- Carter Express
- Dart Transit Company
- Estes Express Lines
- Frito Lay
- Jetco Delivery
- Landstar Transportation Logistics
- XPO Logistics
Motive’s own Chelsea Kendrick and Krissy Manzano were also recently named Top Women to Watch in Transportation by WIT. Chelsea is a Customer Education Manager while Krissy is our Senior Director of Sales.
Another option is to start a female-owned trucking company or join one that is woman owned. Understanding load boards, an online resource to help find loads that need delivered, can be a good starting point for women starting their own trucking companies.
What support is there for women truckers?
National and regional trucking groups welcome women trucker members. At the same time, groups also specifically target female truckers. Additionally, the U.S. Equal Employment Opportunity Commission offers protection from discrimination and harassment.
Women in Trucking Association
The Women Trucking Association is a good resource for information about women truck drivers. Founded in 2007, this non-profit organization aims to create a community for professional drivers, encourage women’s employment, and address obstacles facing female truckers.
Want a firsthand view of what it means to be a female trucker? Read the perspective of Desiree Wood, a 10-year trucker and founder of REAL Women in Trucking.
Women in trucking scholarship
The Women in Trucking Foundation offers scholarships to “any female who will be attending a training facility for the purpose of advancing their career in the areas of safety, driving, technical, or leadership in the trucking industry.” Applications are accepted in the Spring and the Fall for the $1,000 in funding.
Tips to attract and retain women truck drivers
The first step is to recruit more women to the trucking industry. This calls for fleets to target female prospects with personalized marketing. Recognizing the obstacles women face in trucking, the campaign can create distinct, compelling materials to reach prospective women drivers. Offering a referral program can also help increase your applicant pool as women in trucking now are your best ambassadors to bring in new female truck drivers.
Better working conditions will appeal to any new driver, regardless of their gender.
Retaining women truck drivers requires the fleet to offer fair compensation and flexible work arrangements. Fostering a sense of community and offering new female drivers constructive feedback can help to connect these new drivers to your fleet, which improves retention too.
You might also want to review our blog on 6 overlooked questions fleet managers need to address to keep good drivers. Focusing in the areas the article identifies can help you create a plan of action to improve driver happiness, for both your male and female truck drivers.
How Motive can help empower new and current female truckers
The need for women drivers behind the wheel won’t go away immediately. Yet, year-over-year growth, equalling roughly 30%, is cause for optimism. Commercial fleets making the effort to recruit and retain women in trucking can see many benefits.
Motive can help your business empower its new and current female drivers. Effective fleet management makes for a better, safer work environment, which helps improve job satisfaction, regardless of driver gender.

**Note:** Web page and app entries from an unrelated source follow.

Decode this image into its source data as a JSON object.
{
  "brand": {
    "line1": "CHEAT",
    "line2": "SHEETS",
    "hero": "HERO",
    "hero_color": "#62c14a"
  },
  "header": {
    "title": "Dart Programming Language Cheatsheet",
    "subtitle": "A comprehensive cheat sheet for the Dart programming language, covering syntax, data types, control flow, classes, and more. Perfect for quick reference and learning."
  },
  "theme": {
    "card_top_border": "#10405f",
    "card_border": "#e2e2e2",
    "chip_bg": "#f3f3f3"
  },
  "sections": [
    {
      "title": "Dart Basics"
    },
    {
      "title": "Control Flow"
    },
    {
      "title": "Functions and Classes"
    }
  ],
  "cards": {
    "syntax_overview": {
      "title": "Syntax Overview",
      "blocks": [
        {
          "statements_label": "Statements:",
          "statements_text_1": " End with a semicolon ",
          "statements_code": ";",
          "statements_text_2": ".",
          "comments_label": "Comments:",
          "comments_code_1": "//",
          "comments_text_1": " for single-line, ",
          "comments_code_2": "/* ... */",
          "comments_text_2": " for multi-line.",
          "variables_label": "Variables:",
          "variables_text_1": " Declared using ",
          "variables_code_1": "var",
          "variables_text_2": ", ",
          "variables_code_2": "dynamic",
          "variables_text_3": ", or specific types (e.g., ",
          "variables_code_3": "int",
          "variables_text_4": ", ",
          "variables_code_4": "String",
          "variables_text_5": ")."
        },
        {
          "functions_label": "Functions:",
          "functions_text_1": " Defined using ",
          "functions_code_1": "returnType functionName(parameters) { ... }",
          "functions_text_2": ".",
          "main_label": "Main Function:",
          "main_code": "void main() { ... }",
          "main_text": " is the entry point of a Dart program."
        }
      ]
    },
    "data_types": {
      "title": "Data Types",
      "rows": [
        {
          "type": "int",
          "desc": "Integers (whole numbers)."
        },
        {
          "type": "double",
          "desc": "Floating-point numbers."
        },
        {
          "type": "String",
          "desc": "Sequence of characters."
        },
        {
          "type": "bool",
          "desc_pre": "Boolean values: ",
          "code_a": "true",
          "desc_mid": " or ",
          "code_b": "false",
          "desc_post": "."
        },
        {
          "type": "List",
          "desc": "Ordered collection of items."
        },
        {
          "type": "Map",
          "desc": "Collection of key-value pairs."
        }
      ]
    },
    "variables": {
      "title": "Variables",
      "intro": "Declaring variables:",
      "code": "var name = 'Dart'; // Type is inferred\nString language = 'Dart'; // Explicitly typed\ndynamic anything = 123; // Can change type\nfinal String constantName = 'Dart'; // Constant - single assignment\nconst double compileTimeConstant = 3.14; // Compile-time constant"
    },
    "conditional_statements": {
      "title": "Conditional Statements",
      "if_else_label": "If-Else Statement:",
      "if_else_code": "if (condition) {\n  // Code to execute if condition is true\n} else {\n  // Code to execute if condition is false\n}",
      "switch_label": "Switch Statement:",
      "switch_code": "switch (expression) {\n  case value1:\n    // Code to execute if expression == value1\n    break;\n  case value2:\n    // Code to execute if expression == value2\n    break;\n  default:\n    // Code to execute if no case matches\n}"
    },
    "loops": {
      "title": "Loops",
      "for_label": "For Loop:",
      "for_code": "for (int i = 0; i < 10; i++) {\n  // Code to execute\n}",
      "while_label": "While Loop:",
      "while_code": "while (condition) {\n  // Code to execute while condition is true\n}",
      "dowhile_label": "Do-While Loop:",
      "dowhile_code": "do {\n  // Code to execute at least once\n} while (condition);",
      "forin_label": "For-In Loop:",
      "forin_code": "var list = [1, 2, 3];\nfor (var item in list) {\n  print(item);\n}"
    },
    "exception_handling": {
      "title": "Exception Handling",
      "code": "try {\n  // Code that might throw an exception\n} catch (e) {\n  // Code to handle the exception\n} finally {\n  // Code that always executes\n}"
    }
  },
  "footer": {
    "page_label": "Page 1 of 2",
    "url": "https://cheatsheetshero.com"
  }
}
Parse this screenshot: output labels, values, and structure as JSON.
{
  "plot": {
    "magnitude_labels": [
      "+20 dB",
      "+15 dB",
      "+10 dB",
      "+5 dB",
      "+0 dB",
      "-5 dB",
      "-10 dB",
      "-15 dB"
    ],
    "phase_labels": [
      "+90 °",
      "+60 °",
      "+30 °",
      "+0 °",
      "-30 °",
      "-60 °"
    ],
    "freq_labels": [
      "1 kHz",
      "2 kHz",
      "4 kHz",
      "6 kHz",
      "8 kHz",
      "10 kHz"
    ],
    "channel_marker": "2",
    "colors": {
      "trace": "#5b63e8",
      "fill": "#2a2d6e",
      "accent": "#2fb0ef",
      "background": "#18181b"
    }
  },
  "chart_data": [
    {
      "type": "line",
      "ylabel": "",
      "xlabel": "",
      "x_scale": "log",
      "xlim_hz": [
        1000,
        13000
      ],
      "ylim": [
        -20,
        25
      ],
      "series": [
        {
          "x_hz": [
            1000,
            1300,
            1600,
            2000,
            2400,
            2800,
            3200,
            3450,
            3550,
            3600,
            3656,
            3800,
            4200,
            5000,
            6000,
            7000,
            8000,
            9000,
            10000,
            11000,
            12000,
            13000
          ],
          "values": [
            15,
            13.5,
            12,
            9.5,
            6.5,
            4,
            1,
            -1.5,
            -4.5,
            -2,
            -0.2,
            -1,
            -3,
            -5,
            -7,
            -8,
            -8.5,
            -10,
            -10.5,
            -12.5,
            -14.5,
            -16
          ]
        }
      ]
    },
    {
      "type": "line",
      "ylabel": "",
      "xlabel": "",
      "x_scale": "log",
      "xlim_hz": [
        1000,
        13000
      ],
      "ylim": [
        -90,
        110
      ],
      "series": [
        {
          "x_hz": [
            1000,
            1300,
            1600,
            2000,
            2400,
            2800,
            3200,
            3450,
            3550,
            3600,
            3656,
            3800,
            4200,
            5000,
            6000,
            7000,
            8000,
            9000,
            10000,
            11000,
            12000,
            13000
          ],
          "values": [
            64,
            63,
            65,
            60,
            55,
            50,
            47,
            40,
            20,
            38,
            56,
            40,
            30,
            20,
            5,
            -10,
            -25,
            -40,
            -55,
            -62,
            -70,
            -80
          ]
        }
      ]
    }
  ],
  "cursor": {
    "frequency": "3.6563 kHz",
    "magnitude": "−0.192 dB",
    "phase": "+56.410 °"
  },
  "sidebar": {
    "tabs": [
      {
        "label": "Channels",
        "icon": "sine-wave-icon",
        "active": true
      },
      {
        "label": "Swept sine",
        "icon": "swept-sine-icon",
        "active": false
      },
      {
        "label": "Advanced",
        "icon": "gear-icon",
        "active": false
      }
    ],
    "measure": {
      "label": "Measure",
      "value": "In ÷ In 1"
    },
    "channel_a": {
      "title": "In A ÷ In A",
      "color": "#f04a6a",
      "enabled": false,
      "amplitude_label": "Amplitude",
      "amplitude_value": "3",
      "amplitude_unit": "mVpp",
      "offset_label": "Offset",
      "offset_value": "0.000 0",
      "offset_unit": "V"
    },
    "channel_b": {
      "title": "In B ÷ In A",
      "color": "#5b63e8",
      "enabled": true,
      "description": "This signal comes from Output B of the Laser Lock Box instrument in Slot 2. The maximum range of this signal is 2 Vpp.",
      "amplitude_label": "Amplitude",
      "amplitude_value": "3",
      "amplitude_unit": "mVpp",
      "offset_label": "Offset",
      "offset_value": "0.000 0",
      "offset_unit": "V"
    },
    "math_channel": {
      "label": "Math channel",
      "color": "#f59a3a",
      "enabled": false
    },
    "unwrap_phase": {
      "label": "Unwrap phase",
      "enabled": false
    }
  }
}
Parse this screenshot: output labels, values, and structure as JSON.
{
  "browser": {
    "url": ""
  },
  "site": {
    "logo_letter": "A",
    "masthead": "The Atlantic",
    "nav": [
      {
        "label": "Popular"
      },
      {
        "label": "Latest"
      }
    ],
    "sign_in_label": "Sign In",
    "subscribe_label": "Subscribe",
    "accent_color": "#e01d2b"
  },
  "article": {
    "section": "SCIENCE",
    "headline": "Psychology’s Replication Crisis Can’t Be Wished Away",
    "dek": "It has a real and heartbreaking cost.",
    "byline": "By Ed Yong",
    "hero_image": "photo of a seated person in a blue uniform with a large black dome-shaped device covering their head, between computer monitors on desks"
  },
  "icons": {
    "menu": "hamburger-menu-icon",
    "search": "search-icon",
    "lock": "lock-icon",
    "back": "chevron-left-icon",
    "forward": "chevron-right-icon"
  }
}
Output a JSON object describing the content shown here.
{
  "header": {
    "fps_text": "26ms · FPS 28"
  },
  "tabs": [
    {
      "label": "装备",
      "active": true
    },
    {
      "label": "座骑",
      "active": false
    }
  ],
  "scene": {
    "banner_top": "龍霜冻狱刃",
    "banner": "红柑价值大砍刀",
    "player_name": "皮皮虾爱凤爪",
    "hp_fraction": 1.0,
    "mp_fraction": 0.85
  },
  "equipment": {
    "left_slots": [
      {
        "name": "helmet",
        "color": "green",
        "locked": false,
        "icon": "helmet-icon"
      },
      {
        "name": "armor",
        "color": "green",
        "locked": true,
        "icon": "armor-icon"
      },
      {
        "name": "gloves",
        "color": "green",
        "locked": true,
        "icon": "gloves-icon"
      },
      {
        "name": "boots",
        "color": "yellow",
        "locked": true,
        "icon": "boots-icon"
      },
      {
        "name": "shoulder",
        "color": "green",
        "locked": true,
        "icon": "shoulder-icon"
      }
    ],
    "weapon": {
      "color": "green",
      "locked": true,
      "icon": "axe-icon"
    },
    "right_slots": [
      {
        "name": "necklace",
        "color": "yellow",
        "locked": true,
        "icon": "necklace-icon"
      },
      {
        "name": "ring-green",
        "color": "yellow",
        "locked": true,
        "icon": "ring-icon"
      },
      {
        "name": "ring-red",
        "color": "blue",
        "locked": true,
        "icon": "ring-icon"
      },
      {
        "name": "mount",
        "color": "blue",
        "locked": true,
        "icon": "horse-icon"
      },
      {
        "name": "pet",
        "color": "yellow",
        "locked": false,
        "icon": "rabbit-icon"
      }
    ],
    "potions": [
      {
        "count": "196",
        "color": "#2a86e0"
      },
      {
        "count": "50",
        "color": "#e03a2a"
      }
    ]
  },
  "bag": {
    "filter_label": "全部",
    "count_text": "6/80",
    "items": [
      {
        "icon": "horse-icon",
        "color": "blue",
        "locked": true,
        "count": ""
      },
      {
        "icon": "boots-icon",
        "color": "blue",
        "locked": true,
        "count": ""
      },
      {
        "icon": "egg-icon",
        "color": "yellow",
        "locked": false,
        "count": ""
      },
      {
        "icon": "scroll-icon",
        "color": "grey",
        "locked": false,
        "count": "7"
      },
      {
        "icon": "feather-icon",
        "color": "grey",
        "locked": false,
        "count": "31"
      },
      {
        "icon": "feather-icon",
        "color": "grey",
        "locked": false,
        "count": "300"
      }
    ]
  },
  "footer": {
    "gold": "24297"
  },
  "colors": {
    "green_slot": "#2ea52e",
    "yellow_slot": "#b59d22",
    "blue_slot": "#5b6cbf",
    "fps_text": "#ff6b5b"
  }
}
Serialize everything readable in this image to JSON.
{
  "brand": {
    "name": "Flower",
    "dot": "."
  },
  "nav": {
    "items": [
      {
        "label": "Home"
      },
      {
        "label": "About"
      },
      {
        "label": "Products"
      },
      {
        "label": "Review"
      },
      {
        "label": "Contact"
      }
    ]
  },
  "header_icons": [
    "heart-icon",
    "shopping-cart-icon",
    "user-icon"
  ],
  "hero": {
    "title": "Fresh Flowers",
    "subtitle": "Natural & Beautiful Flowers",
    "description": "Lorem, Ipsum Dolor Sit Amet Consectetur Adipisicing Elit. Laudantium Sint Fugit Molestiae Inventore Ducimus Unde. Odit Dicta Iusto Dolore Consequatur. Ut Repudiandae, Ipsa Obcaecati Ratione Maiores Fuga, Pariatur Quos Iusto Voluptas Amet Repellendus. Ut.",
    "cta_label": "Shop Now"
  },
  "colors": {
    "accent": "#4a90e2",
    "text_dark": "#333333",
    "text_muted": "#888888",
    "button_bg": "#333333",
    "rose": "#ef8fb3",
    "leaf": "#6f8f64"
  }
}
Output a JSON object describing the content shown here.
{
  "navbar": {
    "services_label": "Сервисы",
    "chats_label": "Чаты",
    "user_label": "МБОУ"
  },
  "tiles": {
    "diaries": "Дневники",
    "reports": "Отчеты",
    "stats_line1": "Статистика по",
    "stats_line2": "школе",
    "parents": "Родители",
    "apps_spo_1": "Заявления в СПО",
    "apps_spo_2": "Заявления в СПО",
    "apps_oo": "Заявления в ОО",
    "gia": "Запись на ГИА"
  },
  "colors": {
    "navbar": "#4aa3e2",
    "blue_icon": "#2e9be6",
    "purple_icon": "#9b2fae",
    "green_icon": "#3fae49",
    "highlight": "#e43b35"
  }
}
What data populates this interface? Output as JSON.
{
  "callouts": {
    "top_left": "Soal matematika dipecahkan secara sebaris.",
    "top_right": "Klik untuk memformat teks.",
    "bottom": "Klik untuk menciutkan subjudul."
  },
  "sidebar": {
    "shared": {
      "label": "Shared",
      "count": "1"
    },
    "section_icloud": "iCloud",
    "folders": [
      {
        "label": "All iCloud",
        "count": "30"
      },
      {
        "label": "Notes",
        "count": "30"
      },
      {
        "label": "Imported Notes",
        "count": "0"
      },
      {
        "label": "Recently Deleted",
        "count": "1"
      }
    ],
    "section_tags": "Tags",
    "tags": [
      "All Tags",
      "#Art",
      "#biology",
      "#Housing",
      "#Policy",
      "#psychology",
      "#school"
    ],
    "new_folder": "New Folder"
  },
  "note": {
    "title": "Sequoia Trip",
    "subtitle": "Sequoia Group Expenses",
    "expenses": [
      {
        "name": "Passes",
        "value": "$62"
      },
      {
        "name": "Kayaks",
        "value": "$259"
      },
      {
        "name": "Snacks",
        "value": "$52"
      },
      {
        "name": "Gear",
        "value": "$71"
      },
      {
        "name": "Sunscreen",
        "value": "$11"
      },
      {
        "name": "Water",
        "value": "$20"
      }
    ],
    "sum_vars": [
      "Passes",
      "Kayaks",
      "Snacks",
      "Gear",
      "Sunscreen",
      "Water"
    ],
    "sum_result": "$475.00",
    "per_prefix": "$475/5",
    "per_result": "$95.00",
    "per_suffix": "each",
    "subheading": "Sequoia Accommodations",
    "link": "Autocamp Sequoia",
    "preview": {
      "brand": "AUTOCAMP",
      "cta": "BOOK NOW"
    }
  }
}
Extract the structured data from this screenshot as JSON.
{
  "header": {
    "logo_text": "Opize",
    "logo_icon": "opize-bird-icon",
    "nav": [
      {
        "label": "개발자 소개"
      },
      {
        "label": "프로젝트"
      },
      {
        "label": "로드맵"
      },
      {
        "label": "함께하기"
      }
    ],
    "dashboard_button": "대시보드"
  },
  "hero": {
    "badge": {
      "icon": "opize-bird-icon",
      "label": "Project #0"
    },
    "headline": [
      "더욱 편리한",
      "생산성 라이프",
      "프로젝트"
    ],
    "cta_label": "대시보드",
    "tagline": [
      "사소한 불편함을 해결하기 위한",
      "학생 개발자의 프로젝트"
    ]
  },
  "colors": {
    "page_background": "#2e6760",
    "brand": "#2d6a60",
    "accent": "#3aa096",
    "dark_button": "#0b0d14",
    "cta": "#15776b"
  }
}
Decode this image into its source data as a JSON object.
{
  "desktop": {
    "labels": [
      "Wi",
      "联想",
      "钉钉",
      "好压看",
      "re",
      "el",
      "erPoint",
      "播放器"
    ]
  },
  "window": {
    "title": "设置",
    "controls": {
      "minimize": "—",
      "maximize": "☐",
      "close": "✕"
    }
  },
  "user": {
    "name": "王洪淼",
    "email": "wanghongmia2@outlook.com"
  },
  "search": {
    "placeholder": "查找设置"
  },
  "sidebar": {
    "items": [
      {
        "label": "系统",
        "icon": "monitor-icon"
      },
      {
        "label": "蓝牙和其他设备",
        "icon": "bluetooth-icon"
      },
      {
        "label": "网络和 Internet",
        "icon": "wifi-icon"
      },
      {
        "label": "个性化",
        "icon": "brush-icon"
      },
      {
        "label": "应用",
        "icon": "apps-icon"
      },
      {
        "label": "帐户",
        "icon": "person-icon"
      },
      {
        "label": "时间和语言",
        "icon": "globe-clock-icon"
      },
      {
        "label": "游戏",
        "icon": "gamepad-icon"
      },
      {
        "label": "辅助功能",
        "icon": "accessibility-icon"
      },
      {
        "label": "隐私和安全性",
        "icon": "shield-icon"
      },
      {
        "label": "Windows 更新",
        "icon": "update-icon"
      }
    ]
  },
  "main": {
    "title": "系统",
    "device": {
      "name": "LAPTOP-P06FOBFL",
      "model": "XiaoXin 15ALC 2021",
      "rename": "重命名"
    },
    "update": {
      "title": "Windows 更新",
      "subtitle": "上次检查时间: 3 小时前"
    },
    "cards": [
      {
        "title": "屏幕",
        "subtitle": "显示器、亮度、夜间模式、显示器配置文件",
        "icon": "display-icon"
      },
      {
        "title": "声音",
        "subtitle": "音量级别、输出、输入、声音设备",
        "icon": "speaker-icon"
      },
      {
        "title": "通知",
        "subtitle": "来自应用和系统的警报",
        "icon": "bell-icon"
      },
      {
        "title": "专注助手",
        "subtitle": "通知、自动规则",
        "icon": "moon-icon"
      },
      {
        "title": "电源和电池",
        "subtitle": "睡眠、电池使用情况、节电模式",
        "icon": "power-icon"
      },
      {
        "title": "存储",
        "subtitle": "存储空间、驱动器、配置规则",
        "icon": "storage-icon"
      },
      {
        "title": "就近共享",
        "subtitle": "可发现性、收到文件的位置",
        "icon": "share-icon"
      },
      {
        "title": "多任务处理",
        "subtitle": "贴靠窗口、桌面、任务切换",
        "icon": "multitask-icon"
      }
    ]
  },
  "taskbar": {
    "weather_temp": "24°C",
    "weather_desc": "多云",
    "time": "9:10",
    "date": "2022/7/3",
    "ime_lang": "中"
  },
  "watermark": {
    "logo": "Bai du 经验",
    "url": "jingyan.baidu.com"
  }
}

Improving driver safety is a top priority for Motive. Our AI-powered safety platform helps to both prevent accidents, exonerate drivers, and reduce insurance costs. Installing our accurate, fast AI dash cam can help improve unsafe driving behaviors through automated coaching. Your new and current female drivers can review their coachable videos at the office or while they are on the road to continue their professional development and support confidence behind the wheel.
The Motive Driver App lets drivers complete logs and inspection reports faster. FMCSA-registered and certified in Canada, Motive’s Driver App with electronic logging device (ELD) provides accurate HOS countdown clocks and pre-violation alerts to notify drivers of impending Hours of Service violations in advance. Acing roadside inspections is more likely too with the aid of the app’s Inspection Mode.
Motive’s technology aims to improve safety, productivity, and profitability. Bringing more women into trucking can also help you achieve those objectives. Learn more about how Motive backs up your work to support women in trucking. Get in touch today.